  5. We can make the HashMap as synchronized by calling this code
    Map m = Collections.synchronizedMap(HashMap);
  6. HashMap is traversed by Iterator.
  7. Iterator in HashMap is fail-fast.
  8. HashMap inherits AbstractMap class.

Hashtable

  1. Hashtable is synchronized. It is thread-safe and can be shared with many threads.
  2. Hashtable doesn't allow any null key or value.
  3. Hashtable is a legacy class.
  4. Hashtable is slow.
  5. Hashtable is internally synchronized and can't be unsynchronized.
  6. Hashtable is traversed by Enumerator and Iterator.
  7. Enumerator in Hashtable is not fail-fast.
  8. Hashtable inherits Dictionary class.

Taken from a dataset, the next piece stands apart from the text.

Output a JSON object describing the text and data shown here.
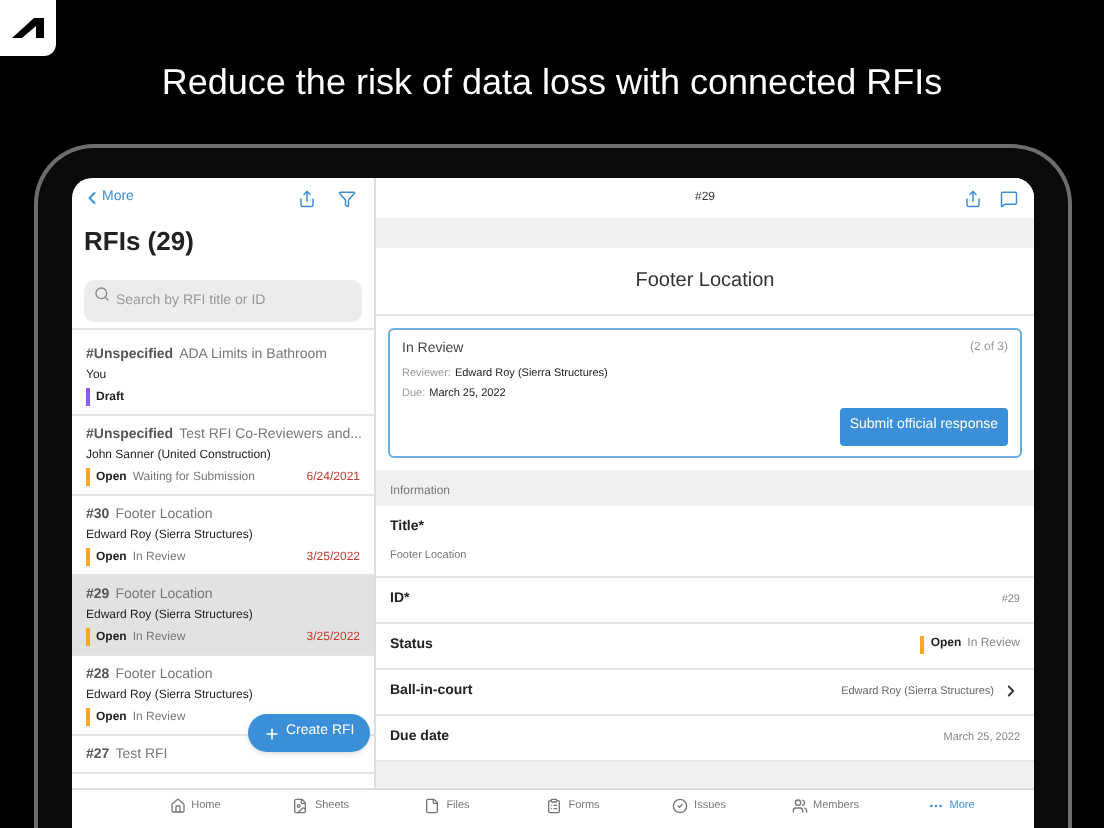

Further reading What is difference between HashMap and Hashtable in Java?


This question is often asked in interview to check whether candidate understands correct usage of collection classes and is aware of alternative solutions available.

  1. The HashMap class is roughly equivalent to Hashtable, except that it is non synchronized and permits nulls. (HashMap allows null values as key and value whereas Hashtable doesn't allow nulls).
  2. HashMap does not guarantee that the order of the map will remain constant over time.
  3. HashMap is non synchronized whereas Hashtable is synchronized.
  4. Iterator in the HashMap is fail-safe while the enumerator for the Hashtable is not and throw ConcurrentModificationException if any other Thread modifies the map structurally by adding or removing any element except Iterator's own remove() method. But this is not a guaranteed behavior and will be done by JVM on best effort.

Note on Some Important Terms

  1. Synchronized means only one thread can modify a hash table at one point of time. Basically, it means that any thread before performing an update on a hashtable will have to acquire a lock on the object while others will wait for lock to be released.
  2. Fail-safe is relevant from the context of iterators. If an iterator has been created on a collection object and some other thread tries to modify the collection object "structurally", a concurrent modification exception will be thrown. It is possible for other threads though to invoke "set" method since it doesn't modify the collection "structurally". However, if prior to calling "set", the collection has been modified structurally, "IllegalArgumentException" will be thrown.
  3. Structurally modification means deleting or inserting element which could effectively change the structure of map.

HashMap can be synchronized by

Map m = Collections.synchronizeMap(hashMap);

Map provides Collection views instead of direct support for iteration via Enumeration objects. Collection views greatly enhance the expressiveness of the interface, as discussed later in this section. Map allows you to iterate over keys, values, or key-value pairs; Hashtable does not provide the third option. Map provides a safe way to remove entries in the midst of iteration; Hashtable did not. Finally, Map fixes a minor deficiency in the Hashtable interface. Hashtable has a method called contains, which returns true if the Hashtable contains a given value. Given its name, you'd expect this method to return true if the Hashtable contained a given key, because the key is the primary access mechanism for a Hashtable. The Map interface eliminates this source of confusion by renaming the method containsValue. Also, this improves the interface's consistency — containsValue parallels containsKey.

The Map Interface





hashtable